#### EXERCISE INSTRUCTIONS
Your output must reproduce all the records below precisely and contain no pictures.

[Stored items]
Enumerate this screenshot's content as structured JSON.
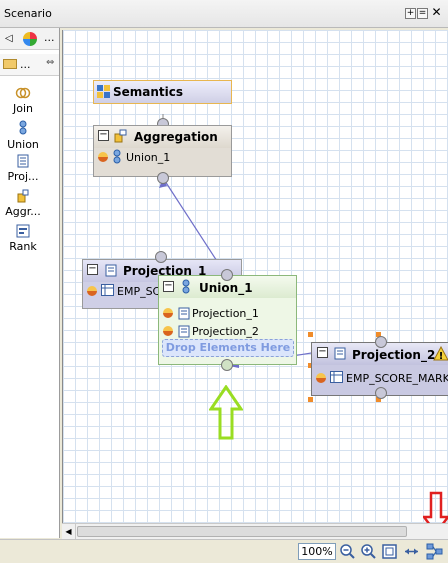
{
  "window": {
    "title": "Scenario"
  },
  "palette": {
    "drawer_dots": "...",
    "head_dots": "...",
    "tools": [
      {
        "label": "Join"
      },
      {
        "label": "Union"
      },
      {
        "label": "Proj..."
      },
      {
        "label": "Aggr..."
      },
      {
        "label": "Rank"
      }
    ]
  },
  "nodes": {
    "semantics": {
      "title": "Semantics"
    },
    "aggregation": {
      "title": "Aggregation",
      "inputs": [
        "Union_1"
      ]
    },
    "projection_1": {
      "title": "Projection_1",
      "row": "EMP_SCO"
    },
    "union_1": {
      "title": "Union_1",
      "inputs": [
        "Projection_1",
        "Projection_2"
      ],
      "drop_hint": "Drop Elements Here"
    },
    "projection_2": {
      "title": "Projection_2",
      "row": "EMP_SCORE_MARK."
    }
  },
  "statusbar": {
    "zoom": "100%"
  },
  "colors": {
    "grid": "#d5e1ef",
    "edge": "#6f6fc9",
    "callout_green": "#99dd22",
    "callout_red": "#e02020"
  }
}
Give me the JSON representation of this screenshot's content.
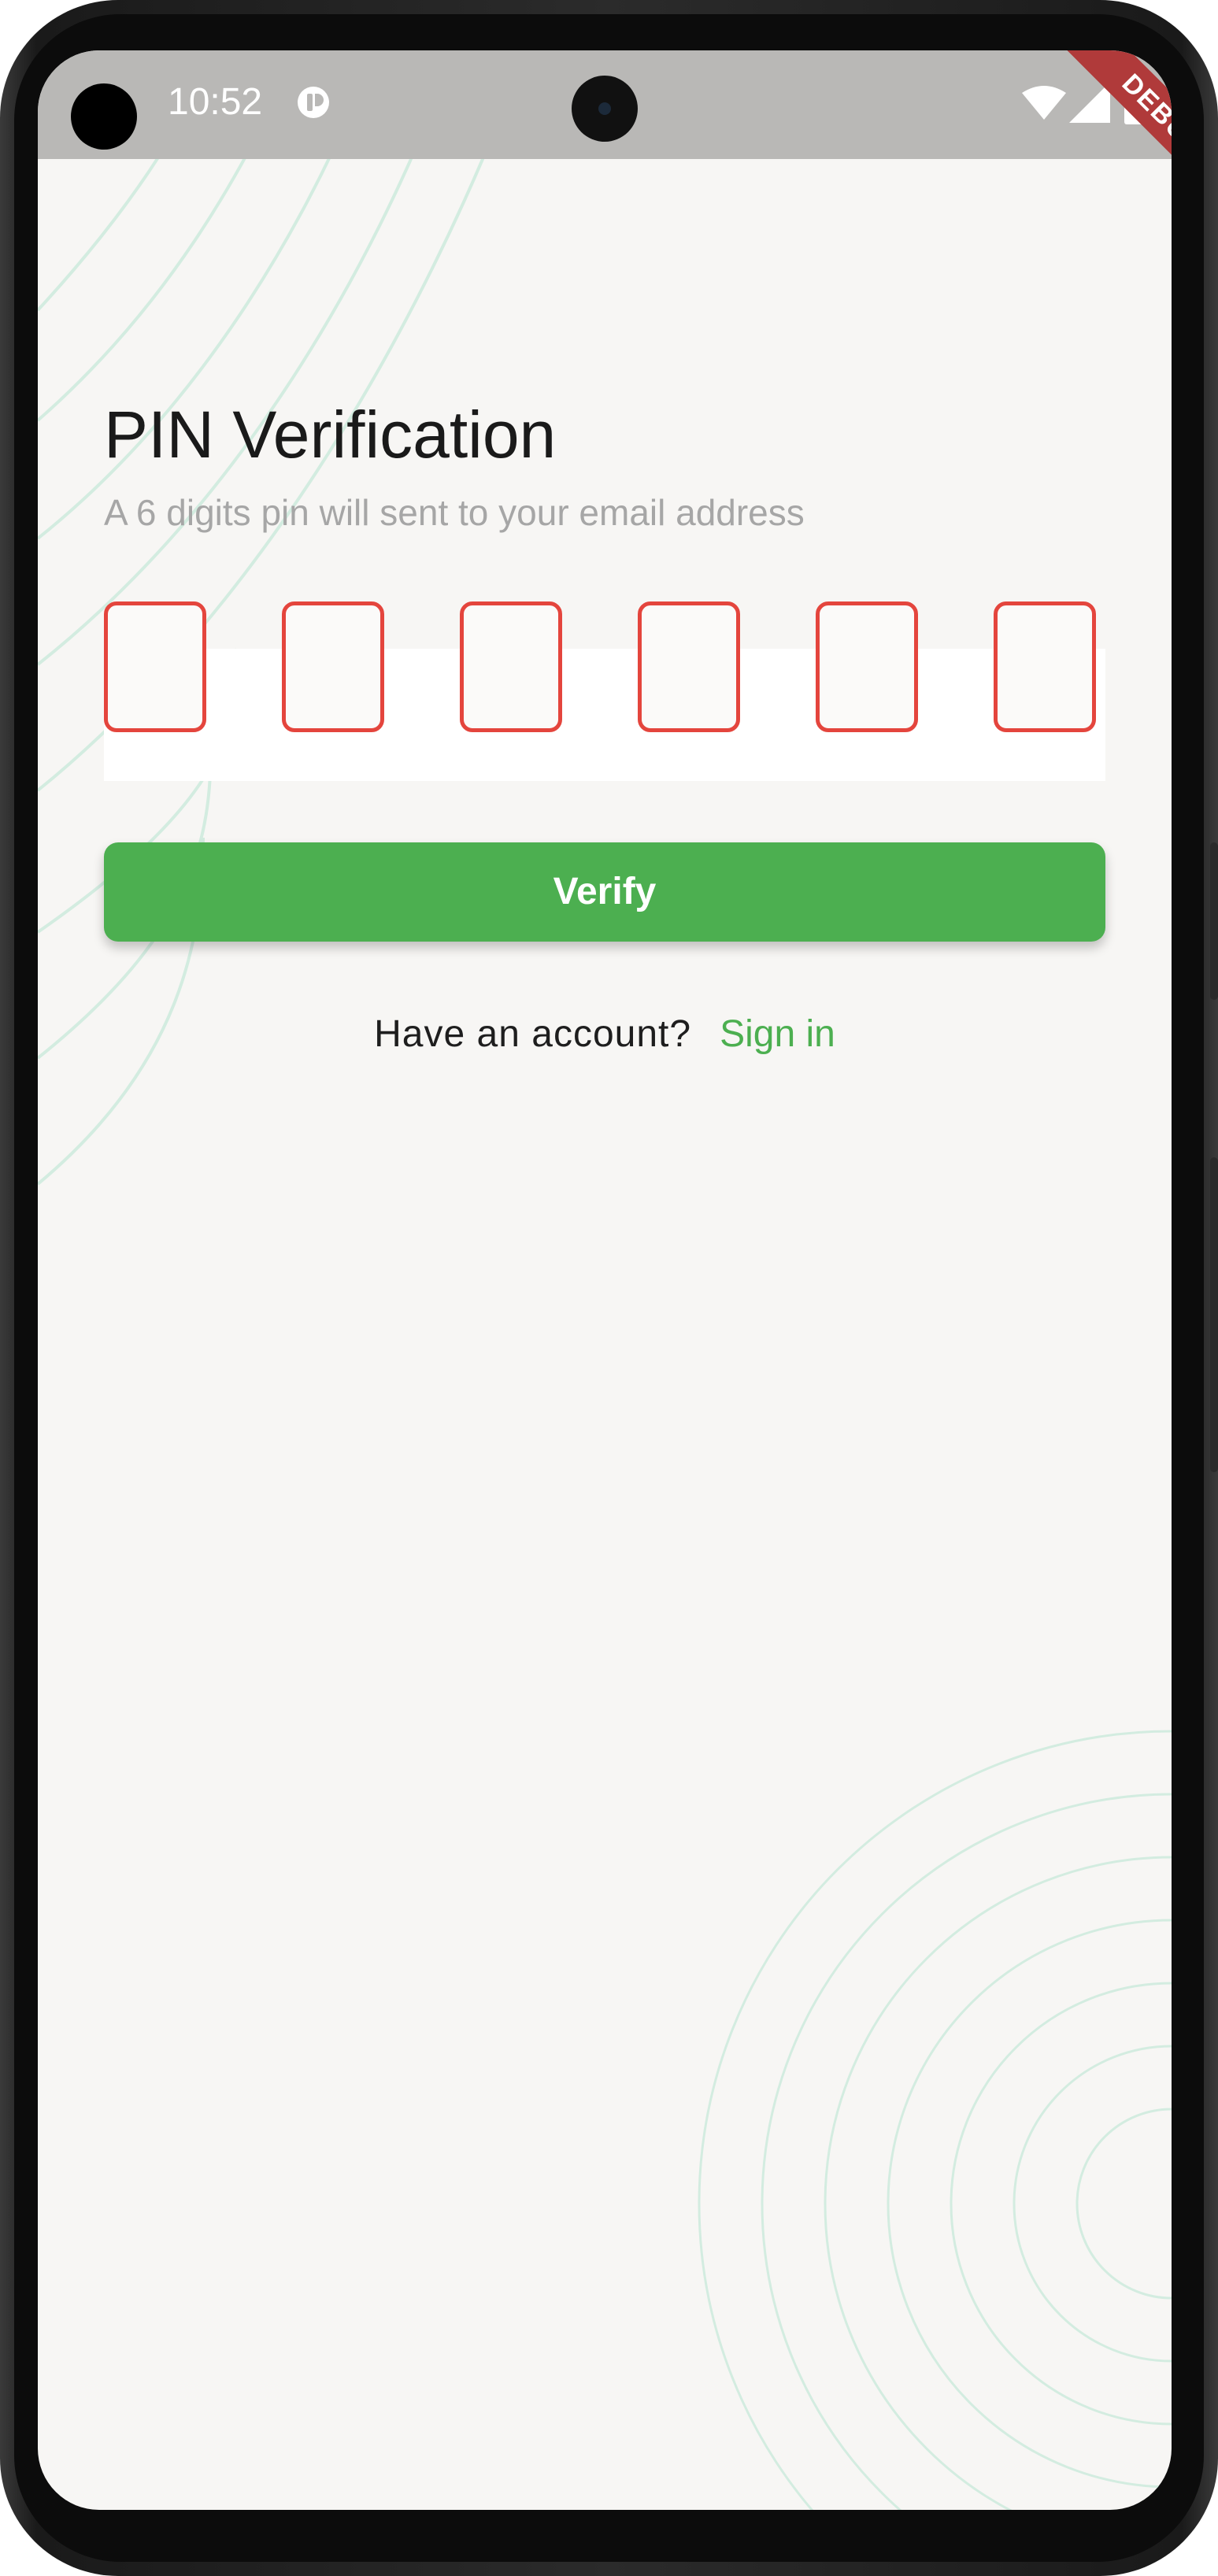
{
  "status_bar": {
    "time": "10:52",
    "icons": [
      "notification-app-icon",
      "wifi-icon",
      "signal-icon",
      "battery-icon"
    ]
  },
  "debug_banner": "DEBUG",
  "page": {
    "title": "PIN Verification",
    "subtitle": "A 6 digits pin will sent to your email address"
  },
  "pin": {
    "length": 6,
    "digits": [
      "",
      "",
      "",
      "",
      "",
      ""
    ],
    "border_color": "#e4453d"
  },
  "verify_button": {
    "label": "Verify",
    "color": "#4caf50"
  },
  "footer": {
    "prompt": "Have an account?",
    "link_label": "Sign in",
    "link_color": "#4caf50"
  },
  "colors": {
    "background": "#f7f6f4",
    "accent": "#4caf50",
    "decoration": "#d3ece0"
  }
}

#### EXERCISE RESULT
Enumerate this screenshot's content as structured JSON.
{
  "window": {
    "title": "Scenario"
  },
  "palette": {
    "drawer_dots": "...",
    "head_dots": "...",
    "tools": [
      {
        "label": "Join"
      },
      {
        "label": "Union"
      },
      {
        "label": "Proj..."
      },
      {
        "label": "Aggr..."
      },
      {
        "label": "Rank"
      }
    ]
  },
  "nodes": {
    "semantics": {
      "title": "Semantics"
    },
    "aggregation": {
      "title": "Aggregation",
      "inputs": [
        "Union_1"
      ]
    },
    "projection_1": {
      "title": "Projection_1",
      "row": "EMP_SCO"
    },
    "union_1": {
      "title": "Union_1",
      "inputs": [
        "Projection_1",
        "Projection_2"
      ],
      "drop_hint": "Drop Elements Here"
    },
    "projection_2": {
      "title": "Projection_2",
      "row": "EMP_SCORE_MARK."
    }
  },
  "statusbar": {
    "zoom": "100%"
  },
  "colors": {
    "grid": "#d5e1ef",
    "edge": "#6f6fc9",
    "callout_green": "#99dd22",
    "callout_red": "#e02020"
  }
}
Give me the JSON representation of this screenshot's content.
{
  "status_bar": {
    "time": "10:52",
    "icons": [
      "notification-app-icon",
      "wifi-icon",
      "signal-icon",
      "battery-icon"
    ]
  },
  "debug_banner": "DEBUG",
  "page": {
    "title": "PIN Verification",
    "subtitle": "A 6 digits pin will sent to your email address"
  },
  "pin": {
    "length": 6,
    "digits": [
      "",
      "",
      "",
      "",
      "",
      ""
    ],
    "border_color": "#e4453d"
  },
  "verify_button": {
    "label": "Verify",
    "color": "#4caf50"
  },
  "footer": {
    "prompt": "Have an account?",
    "link_label": "Sign in",
    "link_color": "#4caf50"
  },
  "colors": {
    "background": "#f7f6f4",
    "accent": "#4caf50",
    "decoration": "#d3ece0"
  }
}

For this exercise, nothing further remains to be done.